• _Task to carry out_:
Out of the entries that follow, copy each line containing "Enter".

• _Source material_:
=== Section Start ===
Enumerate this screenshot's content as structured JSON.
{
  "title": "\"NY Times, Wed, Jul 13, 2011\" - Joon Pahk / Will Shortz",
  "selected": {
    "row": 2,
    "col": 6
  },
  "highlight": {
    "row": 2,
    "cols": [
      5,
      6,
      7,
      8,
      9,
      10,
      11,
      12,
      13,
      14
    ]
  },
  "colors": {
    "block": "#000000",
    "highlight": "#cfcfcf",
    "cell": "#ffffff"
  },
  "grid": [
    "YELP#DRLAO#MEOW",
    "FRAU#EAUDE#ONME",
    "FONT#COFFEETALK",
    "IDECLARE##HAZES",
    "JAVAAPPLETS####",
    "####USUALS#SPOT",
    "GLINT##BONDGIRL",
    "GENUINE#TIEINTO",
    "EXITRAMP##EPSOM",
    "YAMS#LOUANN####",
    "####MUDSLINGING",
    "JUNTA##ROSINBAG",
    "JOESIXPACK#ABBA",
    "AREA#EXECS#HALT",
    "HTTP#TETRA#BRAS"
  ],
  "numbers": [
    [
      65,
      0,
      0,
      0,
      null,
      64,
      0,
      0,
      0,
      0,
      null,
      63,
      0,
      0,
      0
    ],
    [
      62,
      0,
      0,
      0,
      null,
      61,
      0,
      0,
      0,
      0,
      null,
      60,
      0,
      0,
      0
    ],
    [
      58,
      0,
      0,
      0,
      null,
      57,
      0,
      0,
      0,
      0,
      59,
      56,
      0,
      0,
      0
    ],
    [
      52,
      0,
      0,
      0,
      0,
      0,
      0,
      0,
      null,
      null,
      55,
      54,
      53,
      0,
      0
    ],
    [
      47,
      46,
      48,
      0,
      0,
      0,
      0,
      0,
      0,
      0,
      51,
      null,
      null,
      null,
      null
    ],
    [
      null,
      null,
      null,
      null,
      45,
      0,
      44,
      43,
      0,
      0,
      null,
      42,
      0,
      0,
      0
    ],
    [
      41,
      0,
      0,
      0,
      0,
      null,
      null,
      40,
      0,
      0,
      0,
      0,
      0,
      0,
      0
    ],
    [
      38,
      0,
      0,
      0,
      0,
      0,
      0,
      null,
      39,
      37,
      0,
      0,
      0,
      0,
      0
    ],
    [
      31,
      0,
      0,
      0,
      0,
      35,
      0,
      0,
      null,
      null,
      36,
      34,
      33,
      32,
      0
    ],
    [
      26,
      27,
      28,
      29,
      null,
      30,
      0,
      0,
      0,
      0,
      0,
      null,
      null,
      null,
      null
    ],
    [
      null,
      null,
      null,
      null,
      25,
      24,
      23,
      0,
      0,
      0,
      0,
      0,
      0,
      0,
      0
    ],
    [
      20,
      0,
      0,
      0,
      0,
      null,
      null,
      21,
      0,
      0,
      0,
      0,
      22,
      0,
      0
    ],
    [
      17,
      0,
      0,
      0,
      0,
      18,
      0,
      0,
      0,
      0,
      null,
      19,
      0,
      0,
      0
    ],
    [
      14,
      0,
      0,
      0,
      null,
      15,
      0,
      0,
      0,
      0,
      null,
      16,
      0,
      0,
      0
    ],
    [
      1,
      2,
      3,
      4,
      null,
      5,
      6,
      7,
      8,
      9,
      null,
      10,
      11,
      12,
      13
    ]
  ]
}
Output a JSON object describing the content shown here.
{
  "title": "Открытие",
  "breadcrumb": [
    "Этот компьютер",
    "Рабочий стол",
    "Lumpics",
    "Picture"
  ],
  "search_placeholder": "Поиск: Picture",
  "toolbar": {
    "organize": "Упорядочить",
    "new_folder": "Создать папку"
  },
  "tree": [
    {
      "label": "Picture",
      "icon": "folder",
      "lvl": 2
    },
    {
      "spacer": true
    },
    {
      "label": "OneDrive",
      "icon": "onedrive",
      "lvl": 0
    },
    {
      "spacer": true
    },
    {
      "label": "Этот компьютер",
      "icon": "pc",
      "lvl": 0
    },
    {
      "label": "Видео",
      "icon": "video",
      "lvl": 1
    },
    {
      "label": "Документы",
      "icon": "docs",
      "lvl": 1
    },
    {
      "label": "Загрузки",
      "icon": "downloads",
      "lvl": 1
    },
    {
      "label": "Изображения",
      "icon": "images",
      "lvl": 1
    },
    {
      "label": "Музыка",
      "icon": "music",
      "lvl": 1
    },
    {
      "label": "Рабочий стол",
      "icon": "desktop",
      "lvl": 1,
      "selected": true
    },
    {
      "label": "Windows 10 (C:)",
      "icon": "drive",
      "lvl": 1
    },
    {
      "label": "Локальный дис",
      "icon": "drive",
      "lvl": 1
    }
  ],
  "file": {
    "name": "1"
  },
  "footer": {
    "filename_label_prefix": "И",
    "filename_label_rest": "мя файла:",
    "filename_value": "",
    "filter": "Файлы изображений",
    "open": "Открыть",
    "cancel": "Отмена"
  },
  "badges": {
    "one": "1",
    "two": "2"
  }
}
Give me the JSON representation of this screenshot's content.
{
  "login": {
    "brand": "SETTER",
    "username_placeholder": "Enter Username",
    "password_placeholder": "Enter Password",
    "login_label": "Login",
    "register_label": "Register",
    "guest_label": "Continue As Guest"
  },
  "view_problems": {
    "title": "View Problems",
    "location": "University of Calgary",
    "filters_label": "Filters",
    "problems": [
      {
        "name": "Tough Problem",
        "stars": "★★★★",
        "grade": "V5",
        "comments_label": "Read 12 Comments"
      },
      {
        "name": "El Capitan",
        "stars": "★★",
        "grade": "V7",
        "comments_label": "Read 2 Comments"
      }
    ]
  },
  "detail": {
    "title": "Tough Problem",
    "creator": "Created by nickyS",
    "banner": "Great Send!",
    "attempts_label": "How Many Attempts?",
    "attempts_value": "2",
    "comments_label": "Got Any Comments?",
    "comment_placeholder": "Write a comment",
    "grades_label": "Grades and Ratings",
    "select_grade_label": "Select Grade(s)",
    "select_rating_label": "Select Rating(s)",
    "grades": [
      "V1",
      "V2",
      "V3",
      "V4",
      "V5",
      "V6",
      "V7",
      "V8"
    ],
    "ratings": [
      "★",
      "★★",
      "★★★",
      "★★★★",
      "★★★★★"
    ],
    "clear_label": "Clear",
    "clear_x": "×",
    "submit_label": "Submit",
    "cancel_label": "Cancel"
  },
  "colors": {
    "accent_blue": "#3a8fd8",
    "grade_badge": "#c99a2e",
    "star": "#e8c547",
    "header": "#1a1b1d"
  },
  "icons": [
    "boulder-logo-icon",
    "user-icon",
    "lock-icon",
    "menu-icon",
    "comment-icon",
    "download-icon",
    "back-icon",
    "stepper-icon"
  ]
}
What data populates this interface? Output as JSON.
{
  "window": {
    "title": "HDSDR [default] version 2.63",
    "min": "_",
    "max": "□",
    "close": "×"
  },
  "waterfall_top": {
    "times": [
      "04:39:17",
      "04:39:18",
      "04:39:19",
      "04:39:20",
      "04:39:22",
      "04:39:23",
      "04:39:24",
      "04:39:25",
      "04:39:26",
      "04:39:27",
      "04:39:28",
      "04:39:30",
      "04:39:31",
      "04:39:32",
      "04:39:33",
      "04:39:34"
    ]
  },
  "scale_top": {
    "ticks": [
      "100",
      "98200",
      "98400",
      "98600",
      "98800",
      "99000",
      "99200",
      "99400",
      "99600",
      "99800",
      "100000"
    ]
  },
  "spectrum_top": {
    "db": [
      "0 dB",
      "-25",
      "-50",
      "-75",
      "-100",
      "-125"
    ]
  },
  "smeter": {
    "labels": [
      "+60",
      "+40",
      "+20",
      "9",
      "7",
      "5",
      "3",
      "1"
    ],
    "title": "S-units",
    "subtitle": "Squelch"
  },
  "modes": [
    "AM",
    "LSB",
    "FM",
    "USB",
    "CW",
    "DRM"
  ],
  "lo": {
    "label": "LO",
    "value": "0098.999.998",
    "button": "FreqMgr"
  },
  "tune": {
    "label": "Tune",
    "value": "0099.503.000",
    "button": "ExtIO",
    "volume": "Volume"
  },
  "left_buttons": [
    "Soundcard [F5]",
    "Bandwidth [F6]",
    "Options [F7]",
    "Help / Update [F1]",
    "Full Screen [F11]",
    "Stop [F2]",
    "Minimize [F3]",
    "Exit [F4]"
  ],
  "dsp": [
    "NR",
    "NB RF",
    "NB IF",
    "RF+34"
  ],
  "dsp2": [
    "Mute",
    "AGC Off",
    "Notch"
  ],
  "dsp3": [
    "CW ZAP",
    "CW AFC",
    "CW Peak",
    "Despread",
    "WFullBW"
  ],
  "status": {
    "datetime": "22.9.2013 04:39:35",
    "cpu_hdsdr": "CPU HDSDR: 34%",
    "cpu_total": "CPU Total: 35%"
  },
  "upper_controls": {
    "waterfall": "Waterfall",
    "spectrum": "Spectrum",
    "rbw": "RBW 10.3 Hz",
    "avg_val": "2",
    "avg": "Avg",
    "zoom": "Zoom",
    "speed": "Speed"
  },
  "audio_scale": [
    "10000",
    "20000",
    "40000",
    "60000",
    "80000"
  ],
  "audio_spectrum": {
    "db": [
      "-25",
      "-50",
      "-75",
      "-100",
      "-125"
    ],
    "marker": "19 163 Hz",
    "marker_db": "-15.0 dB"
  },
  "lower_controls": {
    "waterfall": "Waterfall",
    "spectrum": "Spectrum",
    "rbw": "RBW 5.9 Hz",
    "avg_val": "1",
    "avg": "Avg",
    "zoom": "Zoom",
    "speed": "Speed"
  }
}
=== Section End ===
• _Task solution_:
    "username_placeholder": "Enter Username",
    "password_placeholder": "Enter Password",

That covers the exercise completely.